## Extracted data:
■ ■ ■ ■ ■ ■ ■

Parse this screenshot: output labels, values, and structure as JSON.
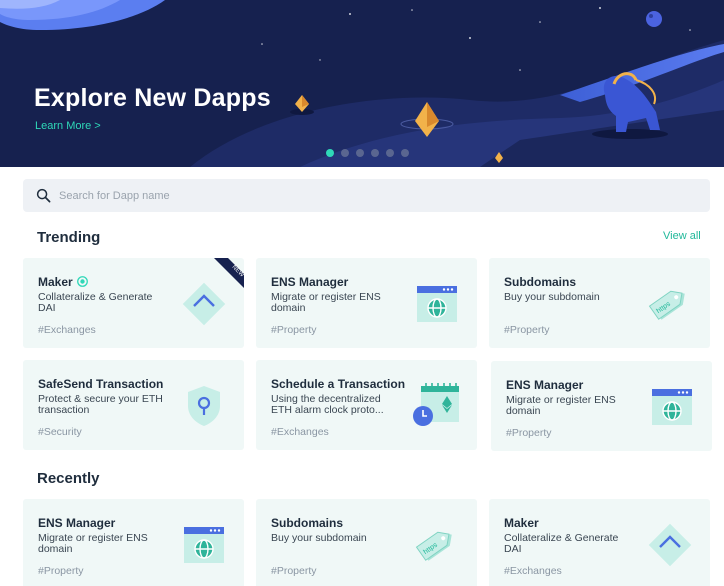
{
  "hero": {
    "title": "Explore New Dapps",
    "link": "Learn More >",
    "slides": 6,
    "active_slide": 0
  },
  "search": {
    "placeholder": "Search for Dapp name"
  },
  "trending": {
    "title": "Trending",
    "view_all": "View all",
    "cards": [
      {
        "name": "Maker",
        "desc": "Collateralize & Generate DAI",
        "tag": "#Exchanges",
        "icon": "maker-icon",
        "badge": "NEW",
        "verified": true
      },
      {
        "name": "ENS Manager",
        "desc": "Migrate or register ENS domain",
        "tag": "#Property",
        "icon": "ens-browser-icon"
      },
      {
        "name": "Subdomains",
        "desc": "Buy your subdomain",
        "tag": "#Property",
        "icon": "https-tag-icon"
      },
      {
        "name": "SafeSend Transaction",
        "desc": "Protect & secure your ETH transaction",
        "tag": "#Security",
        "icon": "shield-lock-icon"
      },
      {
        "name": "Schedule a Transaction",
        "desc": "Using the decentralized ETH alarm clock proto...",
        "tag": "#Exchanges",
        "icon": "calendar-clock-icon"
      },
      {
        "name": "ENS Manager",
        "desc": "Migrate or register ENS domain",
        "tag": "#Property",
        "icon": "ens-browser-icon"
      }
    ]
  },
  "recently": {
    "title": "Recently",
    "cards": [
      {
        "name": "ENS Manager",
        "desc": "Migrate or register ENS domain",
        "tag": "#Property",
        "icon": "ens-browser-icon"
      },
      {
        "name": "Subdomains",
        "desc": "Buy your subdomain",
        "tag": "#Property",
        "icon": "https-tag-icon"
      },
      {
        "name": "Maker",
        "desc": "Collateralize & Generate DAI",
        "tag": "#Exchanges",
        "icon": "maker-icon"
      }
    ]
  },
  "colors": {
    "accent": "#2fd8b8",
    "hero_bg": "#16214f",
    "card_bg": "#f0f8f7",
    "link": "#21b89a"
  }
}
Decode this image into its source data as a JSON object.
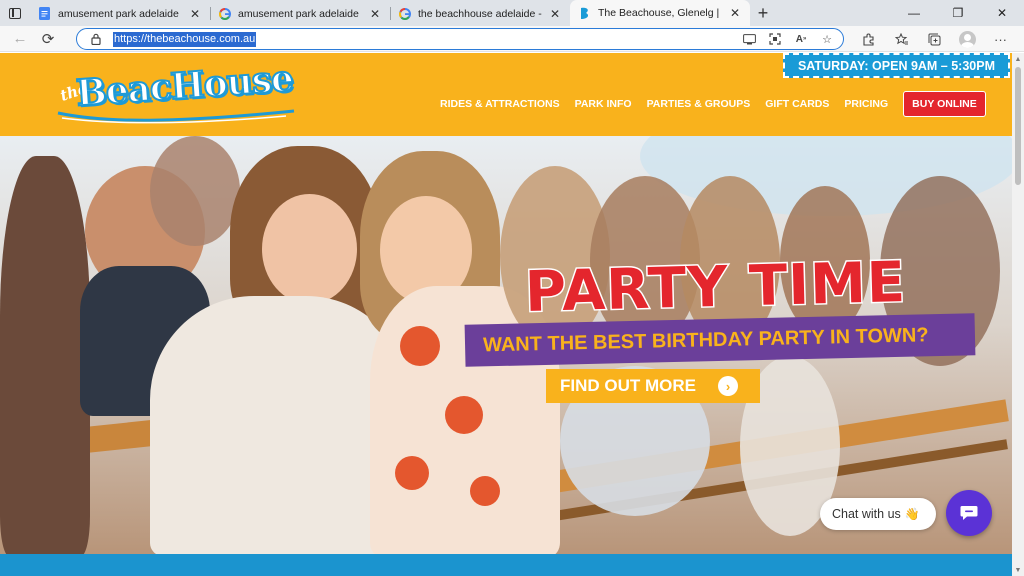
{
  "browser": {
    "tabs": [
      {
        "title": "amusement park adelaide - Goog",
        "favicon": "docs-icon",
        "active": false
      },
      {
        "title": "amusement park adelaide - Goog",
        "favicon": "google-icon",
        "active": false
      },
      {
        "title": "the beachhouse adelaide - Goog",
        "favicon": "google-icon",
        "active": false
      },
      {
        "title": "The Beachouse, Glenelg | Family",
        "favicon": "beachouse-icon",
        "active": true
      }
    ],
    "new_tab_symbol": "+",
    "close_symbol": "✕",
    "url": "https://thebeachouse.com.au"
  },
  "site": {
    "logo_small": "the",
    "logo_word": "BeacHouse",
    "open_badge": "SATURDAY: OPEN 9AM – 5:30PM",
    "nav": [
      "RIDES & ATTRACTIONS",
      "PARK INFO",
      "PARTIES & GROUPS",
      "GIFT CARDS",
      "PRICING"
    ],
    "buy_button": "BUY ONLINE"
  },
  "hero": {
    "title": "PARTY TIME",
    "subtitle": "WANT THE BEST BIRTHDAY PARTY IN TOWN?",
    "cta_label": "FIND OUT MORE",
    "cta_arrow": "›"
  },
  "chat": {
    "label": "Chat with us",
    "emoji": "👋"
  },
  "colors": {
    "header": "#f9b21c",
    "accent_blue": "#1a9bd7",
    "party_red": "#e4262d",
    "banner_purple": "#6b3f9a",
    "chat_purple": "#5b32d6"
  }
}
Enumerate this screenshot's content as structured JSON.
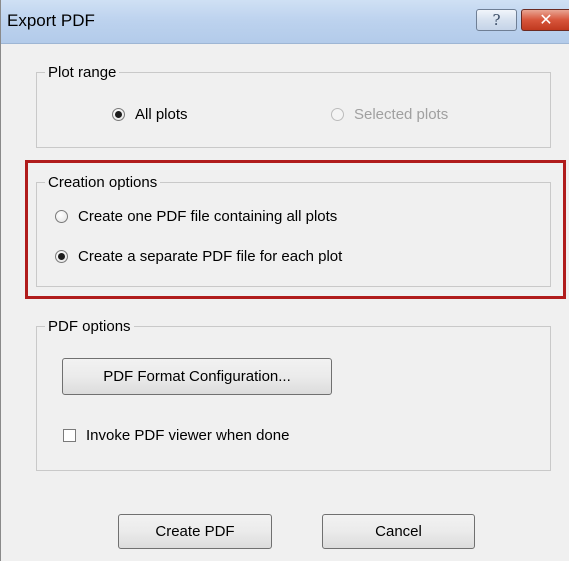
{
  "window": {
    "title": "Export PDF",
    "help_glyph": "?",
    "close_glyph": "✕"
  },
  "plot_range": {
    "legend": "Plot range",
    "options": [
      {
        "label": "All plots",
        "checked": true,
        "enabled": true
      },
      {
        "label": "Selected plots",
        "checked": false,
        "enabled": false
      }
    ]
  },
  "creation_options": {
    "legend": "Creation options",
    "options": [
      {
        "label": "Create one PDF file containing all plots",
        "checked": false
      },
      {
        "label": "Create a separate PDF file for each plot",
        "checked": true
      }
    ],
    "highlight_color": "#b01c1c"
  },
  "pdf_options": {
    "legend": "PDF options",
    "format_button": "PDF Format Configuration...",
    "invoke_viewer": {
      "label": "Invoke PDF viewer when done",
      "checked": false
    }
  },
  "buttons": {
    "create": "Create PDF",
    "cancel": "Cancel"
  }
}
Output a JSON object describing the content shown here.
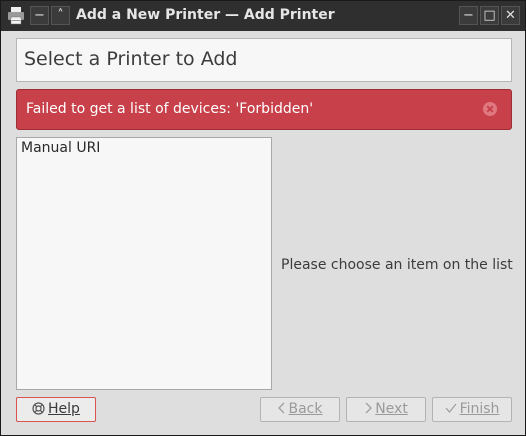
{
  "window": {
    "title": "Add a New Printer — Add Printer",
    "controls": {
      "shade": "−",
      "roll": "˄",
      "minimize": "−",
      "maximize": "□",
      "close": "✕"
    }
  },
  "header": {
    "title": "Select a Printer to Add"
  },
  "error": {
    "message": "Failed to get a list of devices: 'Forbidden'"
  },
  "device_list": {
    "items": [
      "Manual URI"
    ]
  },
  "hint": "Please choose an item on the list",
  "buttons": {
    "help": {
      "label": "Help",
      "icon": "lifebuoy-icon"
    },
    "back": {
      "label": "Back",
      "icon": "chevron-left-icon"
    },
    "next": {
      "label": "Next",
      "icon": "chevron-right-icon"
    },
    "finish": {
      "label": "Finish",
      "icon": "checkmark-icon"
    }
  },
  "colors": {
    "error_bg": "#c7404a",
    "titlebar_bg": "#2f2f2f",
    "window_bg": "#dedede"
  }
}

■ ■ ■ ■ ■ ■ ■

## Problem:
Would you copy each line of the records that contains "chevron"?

## Answer space:
      "icon": "chevron-left-icon"
      "icon": "chevron-right-icon"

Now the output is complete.